The district needs to enforce its bylaws to keep licensed marijuana growers out of industrial zones, according to the Chamber of Commerce.
Agriculture is not a permitted use in the industrial zones, but people with Health Canada (HC) licences are using theses properties and … “seriously impacting businesses in industrial areas,” said chamber manager Michelle Favero during a presentation to council Aug. 20.
The applications are private, and police have to ask HC if a grower is permitted. She said growers are not regulated, don’t require a business permit from the district, and are putting other business license holders at risk.
Favero said the concerns are safety related, including mould, a lack of ventilation, and grow rips.
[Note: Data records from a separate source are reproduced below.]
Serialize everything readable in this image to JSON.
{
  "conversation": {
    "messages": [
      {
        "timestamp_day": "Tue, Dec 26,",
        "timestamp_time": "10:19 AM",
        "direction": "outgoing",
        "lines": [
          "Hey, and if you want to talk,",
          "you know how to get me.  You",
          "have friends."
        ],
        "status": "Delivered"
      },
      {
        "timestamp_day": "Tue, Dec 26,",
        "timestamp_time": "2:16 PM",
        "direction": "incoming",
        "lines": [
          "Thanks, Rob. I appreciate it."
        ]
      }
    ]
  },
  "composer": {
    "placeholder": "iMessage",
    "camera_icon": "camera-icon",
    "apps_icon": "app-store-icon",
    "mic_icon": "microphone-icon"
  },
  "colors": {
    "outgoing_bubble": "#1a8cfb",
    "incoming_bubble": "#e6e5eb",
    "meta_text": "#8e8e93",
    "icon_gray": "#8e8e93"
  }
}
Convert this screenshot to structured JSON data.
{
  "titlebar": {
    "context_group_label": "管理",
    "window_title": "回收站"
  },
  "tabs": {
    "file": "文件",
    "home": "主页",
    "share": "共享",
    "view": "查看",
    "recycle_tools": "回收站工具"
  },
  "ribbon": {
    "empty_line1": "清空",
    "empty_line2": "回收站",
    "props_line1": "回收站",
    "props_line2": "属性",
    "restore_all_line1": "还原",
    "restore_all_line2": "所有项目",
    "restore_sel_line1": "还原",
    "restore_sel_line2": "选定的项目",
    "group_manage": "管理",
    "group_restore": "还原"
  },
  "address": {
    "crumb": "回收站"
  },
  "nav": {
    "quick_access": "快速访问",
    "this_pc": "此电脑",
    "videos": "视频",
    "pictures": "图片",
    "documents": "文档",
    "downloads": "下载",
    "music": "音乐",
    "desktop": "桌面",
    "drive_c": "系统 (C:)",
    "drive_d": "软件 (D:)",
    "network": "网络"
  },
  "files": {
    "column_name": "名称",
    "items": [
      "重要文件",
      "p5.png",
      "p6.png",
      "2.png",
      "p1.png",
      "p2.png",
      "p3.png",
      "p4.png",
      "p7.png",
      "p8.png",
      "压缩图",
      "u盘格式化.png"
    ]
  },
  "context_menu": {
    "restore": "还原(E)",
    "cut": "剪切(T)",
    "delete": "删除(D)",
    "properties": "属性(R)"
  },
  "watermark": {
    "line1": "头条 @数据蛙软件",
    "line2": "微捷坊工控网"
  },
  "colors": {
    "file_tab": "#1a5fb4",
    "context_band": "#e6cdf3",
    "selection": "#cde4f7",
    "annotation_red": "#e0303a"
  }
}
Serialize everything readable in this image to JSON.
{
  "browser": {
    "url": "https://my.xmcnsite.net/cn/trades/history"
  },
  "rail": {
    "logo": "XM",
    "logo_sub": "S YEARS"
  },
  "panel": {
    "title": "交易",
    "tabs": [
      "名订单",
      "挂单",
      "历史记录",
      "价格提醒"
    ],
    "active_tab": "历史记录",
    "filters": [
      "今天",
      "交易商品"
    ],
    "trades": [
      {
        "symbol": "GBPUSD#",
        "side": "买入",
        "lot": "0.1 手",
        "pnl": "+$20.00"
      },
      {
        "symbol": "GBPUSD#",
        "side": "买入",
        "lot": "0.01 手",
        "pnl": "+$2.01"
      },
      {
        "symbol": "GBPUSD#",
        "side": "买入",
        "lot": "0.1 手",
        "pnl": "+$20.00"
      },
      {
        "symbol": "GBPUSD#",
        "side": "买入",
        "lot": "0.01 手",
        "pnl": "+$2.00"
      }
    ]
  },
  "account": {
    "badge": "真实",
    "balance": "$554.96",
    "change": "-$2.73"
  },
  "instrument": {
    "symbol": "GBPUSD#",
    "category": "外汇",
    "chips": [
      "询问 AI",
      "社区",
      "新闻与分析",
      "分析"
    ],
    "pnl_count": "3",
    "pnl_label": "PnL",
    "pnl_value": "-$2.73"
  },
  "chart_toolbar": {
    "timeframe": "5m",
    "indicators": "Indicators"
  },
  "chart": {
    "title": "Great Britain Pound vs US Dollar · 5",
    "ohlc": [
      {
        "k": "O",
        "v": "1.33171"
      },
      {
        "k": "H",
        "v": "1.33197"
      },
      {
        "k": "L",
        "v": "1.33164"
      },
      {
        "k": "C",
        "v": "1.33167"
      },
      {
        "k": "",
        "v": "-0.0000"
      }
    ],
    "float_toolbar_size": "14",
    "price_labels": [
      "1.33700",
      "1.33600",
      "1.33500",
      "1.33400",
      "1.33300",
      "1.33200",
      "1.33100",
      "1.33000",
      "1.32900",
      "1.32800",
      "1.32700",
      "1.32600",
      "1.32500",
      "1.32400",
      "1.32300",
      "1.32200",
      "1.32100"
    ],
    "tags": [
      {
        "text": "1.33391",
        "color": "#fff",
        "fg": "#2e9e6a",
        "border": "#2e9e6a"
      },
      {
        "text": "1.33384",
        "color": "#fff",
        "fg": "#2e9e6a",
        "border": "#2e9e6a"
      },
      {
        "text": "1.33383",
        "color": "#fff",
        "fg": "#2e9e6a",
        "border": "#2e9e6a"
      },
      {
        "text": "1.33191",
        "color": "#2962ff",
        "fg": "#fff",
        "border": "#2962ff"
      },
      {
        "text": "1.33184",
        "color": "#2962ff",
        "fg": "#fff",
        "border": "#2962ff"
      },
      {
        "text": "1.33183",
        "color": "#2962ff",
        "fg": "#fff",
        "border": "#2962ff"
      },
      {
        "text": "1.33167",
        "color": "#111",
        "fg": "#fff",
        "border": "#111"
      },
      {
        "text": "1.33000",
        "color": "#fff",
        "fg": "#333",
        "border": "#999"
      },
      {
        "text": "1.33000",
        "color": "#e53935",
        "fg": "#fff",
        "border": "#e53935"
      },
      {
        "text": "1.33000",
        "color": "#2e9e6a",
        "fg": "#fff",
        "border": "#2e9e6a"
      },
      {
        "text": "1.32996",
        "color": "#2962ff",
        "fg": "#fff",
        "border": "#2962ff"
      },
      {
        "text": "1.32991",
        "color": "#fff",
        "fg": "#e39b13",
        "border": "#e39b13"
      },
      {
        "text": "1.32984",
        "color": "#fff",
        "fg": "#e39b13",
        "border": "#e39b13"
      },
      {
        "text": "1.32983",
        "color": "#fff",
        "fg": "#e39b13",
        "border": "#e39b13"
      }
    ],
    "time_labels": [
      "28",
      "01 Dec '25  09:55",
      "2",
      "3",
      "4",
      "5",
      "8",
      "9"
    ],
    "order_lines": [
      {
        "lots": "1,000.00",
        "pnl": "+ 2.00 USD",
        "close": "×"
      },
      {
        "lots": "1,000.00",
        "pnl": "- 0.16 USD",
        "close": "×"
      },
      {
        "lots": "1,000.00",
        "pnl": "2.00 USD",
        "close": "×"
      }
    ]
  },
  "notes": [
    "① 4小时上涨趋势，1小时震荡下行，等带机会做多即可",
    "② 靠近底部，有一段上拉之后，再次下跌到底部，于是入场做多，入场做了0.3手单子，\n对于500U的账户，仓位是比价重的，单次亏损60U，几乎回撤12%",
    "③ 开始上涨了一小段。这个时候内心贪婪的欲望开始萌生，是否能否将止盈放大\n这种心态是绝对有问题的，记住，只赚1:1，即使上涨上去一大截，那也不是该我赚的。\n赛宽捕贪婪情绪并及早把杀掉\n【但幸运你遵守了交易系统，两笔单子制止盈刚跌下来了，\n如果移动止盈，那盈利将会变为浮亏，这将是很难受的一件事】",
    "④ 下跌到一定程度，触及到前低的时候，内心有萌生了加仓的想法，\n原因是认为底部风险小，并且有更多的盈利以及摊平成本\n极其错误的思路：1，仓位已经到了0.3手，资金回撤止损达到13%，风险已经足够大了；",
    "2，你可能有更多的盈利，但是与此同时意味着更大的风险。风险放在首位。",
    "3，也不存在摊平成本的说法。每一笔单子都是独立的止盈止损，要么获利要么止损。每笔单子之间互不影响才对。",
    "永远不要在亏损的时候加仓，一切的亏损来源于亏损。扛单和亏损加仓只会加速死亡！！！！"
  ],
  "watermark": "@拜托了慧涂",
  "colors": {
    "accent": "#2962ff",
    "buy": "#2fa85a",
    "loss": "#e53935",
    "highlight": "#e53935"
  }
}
Nutek Sign Creations owner David Sawatzky said before his business license was approved, building and fire inspectors checked to make sure his work was being done in a safe environment.
“We have laws in place to keep people safe, but there’s a segment that doesn’t have to [play by the same rules] even though they’re running a business that’s a lot more potentially hazardous,” said Sawatzky, who sits on the chamber’s government affairs committee. “They’re legitimate in the eyes of Health Canada.”
Even though growers have a Health Canada licence, safety inspectors can still visit the property because fire and building codes must be met, said Fire Chief Ian Fitzpatrick. All buildings are subject to inspections and the frequency depends on the type of business.
“We don’t see a whole lot of [marijuana grow operations in industrial zones], but we see a fair share in different areas of industrial sections in town,” he said.
Fitzpatrick noted inspectors can enter buildings to make sure they’re safe with or without the owners’ permission. If there are issues, officials can write work orders for improvement. If the owners don’t comply, daily fines can be levied.
“If they bring their building up to code, we have no issues with it,” said Fitzpatrick. “It’s as far as we can go.”
If the fire department receives information there is criminal activity taking place, the case will be referred to the RCMP.
According to Favero, two per cent of production licences issued by Health Canada are in Mission, yet the district accounts for 0.1 per cent of Canada’s population. There are more than 380 licensed marijuana grow operations here, she said.
Health Canada is working on changes to its Marijuana Medical Access Program to address concerns from a number of groups, including police, fire officials and local governments, but the new regulations are not expected to take affect until 2015.
Meanwhile, the chamber would like to work with the district to eliminate businesses without business permits from operating in Mission’s industrial zones.
District staff is developing a strategy, with a report expected in September.
“You will find council supports the efforts of the chamber,” said Mayor Ted Adlem.